Extract the records below word for word and ignore the images.

++++++++++++++++++++

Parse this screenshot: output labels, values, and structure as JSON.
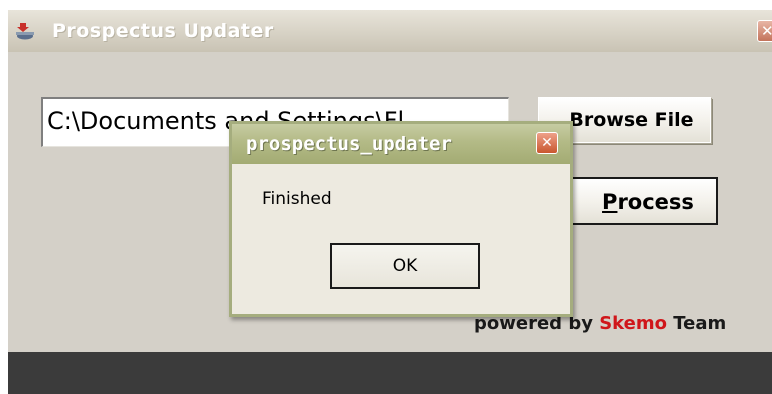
{
  "main_window": {
    "title": "Prospectus Updater",
    "close_glyph": "✕",
    "file_path_value": "C:\\Documents and Settings\\Fl",
    "browse_button_label": "Browse File",
    "process_button": {
      "mnemonic": "P",
      "rest": "rocess"
    },
    "credit": {
      "prefix": "powered  by ",
      "brand": "Skemo",
      "suffix": " Team"
    }
  },
  "dialog": {
    "title": "prospectus_updater",
    "close_glyph": "✕",
    "message": "Finished",
    "ok_label": "OK"
  },
  "colors": {
    "dialog_title_bar": "#b3ba86",
    "brand_red": "#d0161a",
    "window_face": "#d4d0c8"
  },
  "icons": [
    "app-icon",
    "close-icon"
  ]
}
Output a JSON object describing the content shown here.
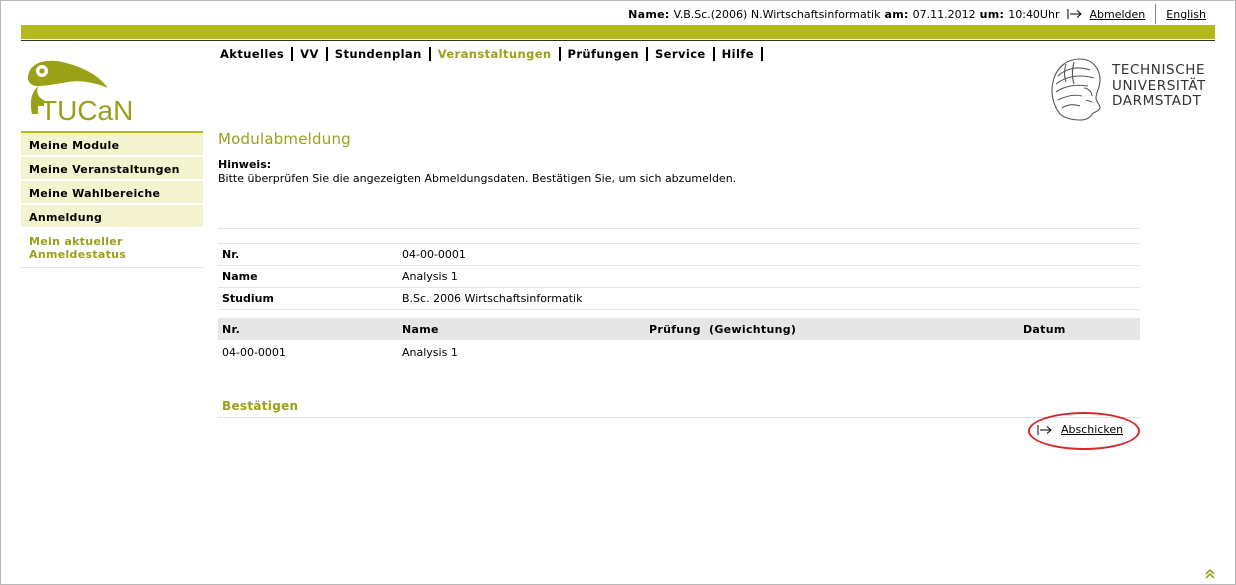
{
  "header": {
    "name_label": "Name:",
    "name_value": "V.B.Sc.(2006) N.Wirtschaftsinformatik",
    "date_label": "am:",
    "date_value": "07.11.2012",
    "time_label": "um:",
    "time_value": "10:40Uhr",
    "logout_label": "Abmelden",
    "language_label": "English"
  },
  "nav": {
    "items": [
      {
        "label": "Aktuelles"
      },
      {
        "label": "VV"
      },
      {
        "label": "Stundenplan"
      },
      {
        "label": "Veranstaltungen",
        "active": true
      },
      {
        "label": "Prüfungen"
      },
      {
        "label": "Service"
      },
      {
        "label": "Hilfe"
      }
    ]
  },
  "logo": {
    "app_name": "TUCaN",
    "university_lines": [
      "TECHNISCHE",
      "UNIVERSITÄT",
      "DARMSTADT"
    ]
  },
  "sidebar": {
    "items": [
      {
        "label": "Meine Module"
      },
      {
        "label": "Meine Veranstaltungen"
      },
      {
        "label": "Meine Wahlbereiche"
      },
      {
        "label": "Anmeldung"
      },
      {
        "label": "Mein aktueller Anmeldestatus",
        "current": true
      }
    ]
  },
  "main": {
    "title": "Modulabmeldung",
    "hint_label": "Hinweis:",
    "hint_text": "Bitte überprüfen Sie die angezeigten Abmeldungsdaten. Bestätigen Sie, um sich abzumelden.",
    "info": [
      {
        "key": "Nr.",
        "value": "04-00-0001"
      },
      {
        "key": "Name",
        "value": "Analysis 1"
      },
      {
        "key": "Studium",
        "value": "B.Sc. 2006 Wirtschaftsinformatik"
      }
    ],
    "table": {
      "headers": [
        "Nr.",
        "Name",
        "Prüfung  (Gewichtung)",
        "Datum"
      ],
      "rows": [
        [
          "04-00-0001",
          "Analysis 1",
          "",
          ""
        ]
      ]
    },
    "confirm_title": "Bestätigen",
    "submit_label": "Abschicken"
  },
  "colors": {
    "accent": "#b4ba1c",
    "accent_text": "#9aa018",
    "sidebar_bg": "#f4f3cf",
    "table_header_bg": "#e6e6e6",
    "highlight_ring": "#d42828"
  },
  "icons": {
    "logout": "arrow-right-icon",
    "submit": "arrow-right-icon",
    "scroll_top": "double-chevron-up-icon"
  }
}
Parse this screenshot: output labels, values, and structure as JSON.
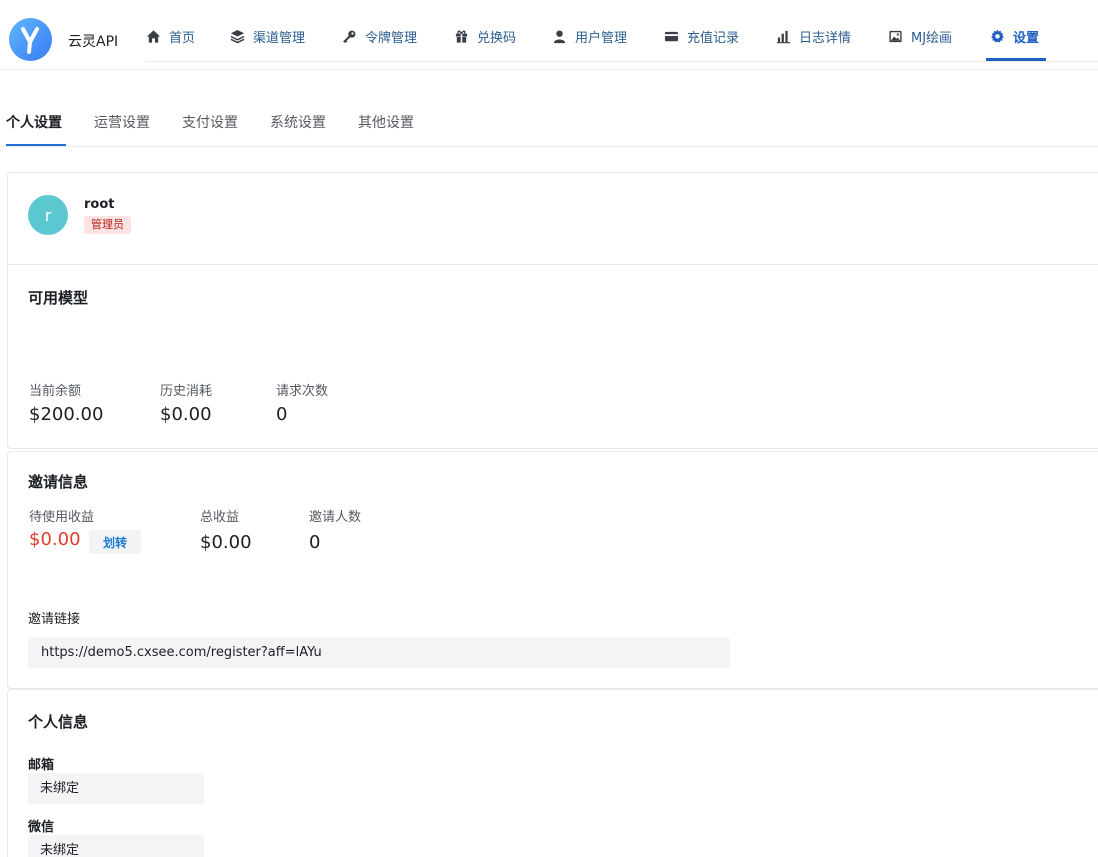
{
  "app": {
    "brand": "云灵API"
  },
  "nav": {
    "items": [
      {
        "label": "首页",
        "icon": "home-icon"
      },
      {
        "label": "渠道管理",
        "icon": "layers-icon"
      },
      {
        "label": "令牌管理",
        "icon": "key-icon"
      },
      {
        "label": "兑换码",
        "icon": "gift-icon"
      },
      {
        "label": "用户管理",
        "icon": "user-icon"
      },
      {
        "label": "充值记录",
        "icon": "credit-card-icon"
      },
      {
        "label": "日志详情",
        "icon": "bar-chart-icon"
      },
      {
        "label": "MJ绘画",
        "icon": "image-icon"
      },
      {
        "label": "设置",
        "icon": "gear-icon",
        "active": true
      }
    ]
  },
  "subtabs": [
    "个人设置",
    "运营设置",
    "支付设置",
    "系统设置",
    "其他设置"
  ],
  "user": {
    "avatar_letter": "r",
    "name": "root",
    "role": "管理员"
  },
  "models": {
    "title": "可用模型",
    "stats": [
      {
        "label": "当前余额",
        "value": "$200.00"
      },
      {
        "label": "历史消耗",
        "value": "$0.00"
      },
      {
        "label": "请求次数",
        "value": "0"
      }
    ]
  },
  "invite": {
    "title": "邀请信息",
    "pending_label": "待使用收益",
    "pending_value": "$0.00",
    "transfer_label": "划转",
    "total_label": "总收益",
    "total_value": "$0.00",
    "count_label": "邀请人数",
    "count_value": "0",
    "link_label": "邀请链接",
    "link_value": "https://demo5.cxsee.com/register?aff=lAYu"
  },
  "profile": {
    "title": "个人信息",
    "email_label": "邮箱",
    "email_value": "未绑定",
    "wechat_label": "微信",
    "wechat_value": "未绑定"
  },
  "colors": {
    "accent": "#1f5fc4",
    "nav_text": "#2a5d8f",
    "danger": "#e03c2c",
    "badge_bg": "#fde2e2"
  }
}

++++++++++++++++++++

SOLVED EXERCISE:
Parse this screenshot: output labels, values, and structure as JSON.
{
  "main_window": {
    "title": "Prospectus Updater",
    "close_glyph": "✕",
    "file_path_value": "C:\\Documents and Settings\\Fl",
    "browse_button_label": "Browse File",
    "process_button": {
      "mnemonic": "P",
      "rest": "rocess"
    },
    "credit": {
      "prefix": "powered  by ",
      "brand": "Skemo",
      "suffix": " Team"
    }
  },
  "dialog": {
    "title": "prospectus_updater",
    "close_glyph": "✕",
    "message": "Finished",
    "ok_label": "OK"
  },
  "colors": {
    "dialog_title_bar": "#b3ba86",
    "brand_red": "#d0161a",
    "window_face": "#d4d0c8"
  },
  "icons": [
    "app-icon",
    "close-icon"
  ]
}
Output a JSON object describing the content shown here.
{
  "header": {
    "name_label": "Name:",
    "name_value": "V.B.Sc.(2006) N.Wirtschaftsinformatik",
    "date_label": "am:",
    "date_value": "07.11.2012",
    "time_label": "um:",
    "time_value": "10:40Uhr",
    "logout_label": "Abmelden",
    "language_label": "English"
  },
  "nav": {
    "items": [
      {
        "label": "Aktuelles"
      },
      {
        "label": "VV"
      },
      {
        "label": "Stundenplan"
      },
      {
        "label": "Veranstaltungen",
        "active": true
      },
      {
        "label": "Prüfungen"
      },
      {
        "label": "Service"
      },
      {
        "label": "Hilfe"
      }
    ]
  },
  "logo": {
    "app_name": "TUCaN",
    "university_lines": [
      "TECHNISCHE",
      "UNIVERSITÄT",
      "DARMSTADT"
    ]
  },
  "sidebar": {
    "items": [
      {
        "label": "Meine Module"
      },
      {
        "label": "Meine Veranstaltungen"
      },
      {
        "label": "Meine Wahlbereiche"
      },
      {
        "label": "Anmeldung"
      },
      {
        "label": "Mein aktueller Anmeldestatus",
        "current": true
      }
    ]
  },
  "main": {
    "title": "Modulabmeldung",
    "hint_label": "Hinweis:",
    "hint_text": "Bitte überprüfen Sie die angezeigten Abmeldungsdaten. Bestätigen Sie, um sich abzumelden.",
    "info": [
      {
        "key": "Nr.",
        "value": "04-00-0001"
      },
      {
        "key": "Name",
        "value": "Analysis 1"
      },
      {
        "key": "Studium",
        "value": "B.Sc. 2006 Wirtschaftsinformatik"
      }
    ],
    "table": {
      "headers": [
        "Nr.",
        "Name",
        "Prüfung  (Gewichtung)",
        "Datum"
      ],
      "rows": [
        [
          "04-00-0001",
          "Analysis 1",
          "",
          ""
        ]
      ]
    },
    "confirm_title": "Bestätigen",
    "submit_label": "Abschicken"
  },
  "colors": {
    "accent": "#b4ba1c",
    "accent_text": "#9aa018",
    "sidebar_bg": "#f4f3cf",
    "table_header_bg": "#e6e6e6",
    "highlight_ring": "#d42828"
  },
  "icons": {
    "logout": "arrow-right-icon",
    "submit": "arrow-right-icon",
    "scroll_top": "double-chevron-up-icon"
  }
}
Parse this screenshot: output labels, values, and structure as JSON.
{
  "app": {
    "brand": "云灵API"
  },
  "nav": {
    "items": [
      {
        "label": "首页",
        "icon": "home-icon"
      },
      {
        "label": "渠道管理",
        "icon": "layers-icon"
      },
      {
        "label": "令牌管理",
        "icon": "key-icon"
      },
      {
        "label": "兑换码",
        "icon": "gift-icon"
      },
      {
        "label": "用户管理",
        "icon": "user-icon"
      },
      {
        "label": "充值记录",
        "icon": "credit-card-icon"
      },
      {
        "label": "日志详情",
        "icon": "bar-chart-icon"
      },
      {
        "label": "MJ绘画",
        "icon": "image-icon"
      },
      {
        "label": "设置",
        "icon": "gear-icon",
        "active": true
      }
    ]
  },
  "subtabs": [
    "个人设置",
    "运营设置",
    "支付设置",
    "系统设置",
    "其他设置"
  ],
  "user": {
    "avatar_letter": "r",
    "name": "root",
    "role": "管理员"
  },
  "models": {
    "title": "可用模型",
    "stats": [
      {
        "label": "当前余额",
        "value": "$200.00"
      },
      {
        "label": "历史消耗",
        "value": "$0.00"
      },
      {
        "label": "请求次数",
        "value": "0"
      }
    ]
  },
  "invite": {
    "title": "邀请信息",
    "pending_label": "待使用收益",
    "pending_value": "$0.00",
    "transfer_label": "划转",
    "total_label": "总收益",
    "total_value": "$0.00",
    "count_label": "邀请人数",
    "count_value": "0",
    "link_label": "邀请链接",
    "link_value": "https://demo5.cxsee.com/register?aff=lAYu"
  },
  "profile": {
    "title": "个人信息",
    "email_label": "邮箱",
    "email_value": "未绑定",
    "wechat_label": "微信",
    "wechat_value": "未绑定"
  },
  "colors": {
    "accent": "#1f5fc4",
    "nav_text": "#2a5d8f",
    "danger": "#e03c2c",
    "badge_bg": "#fde2e2"
  }
}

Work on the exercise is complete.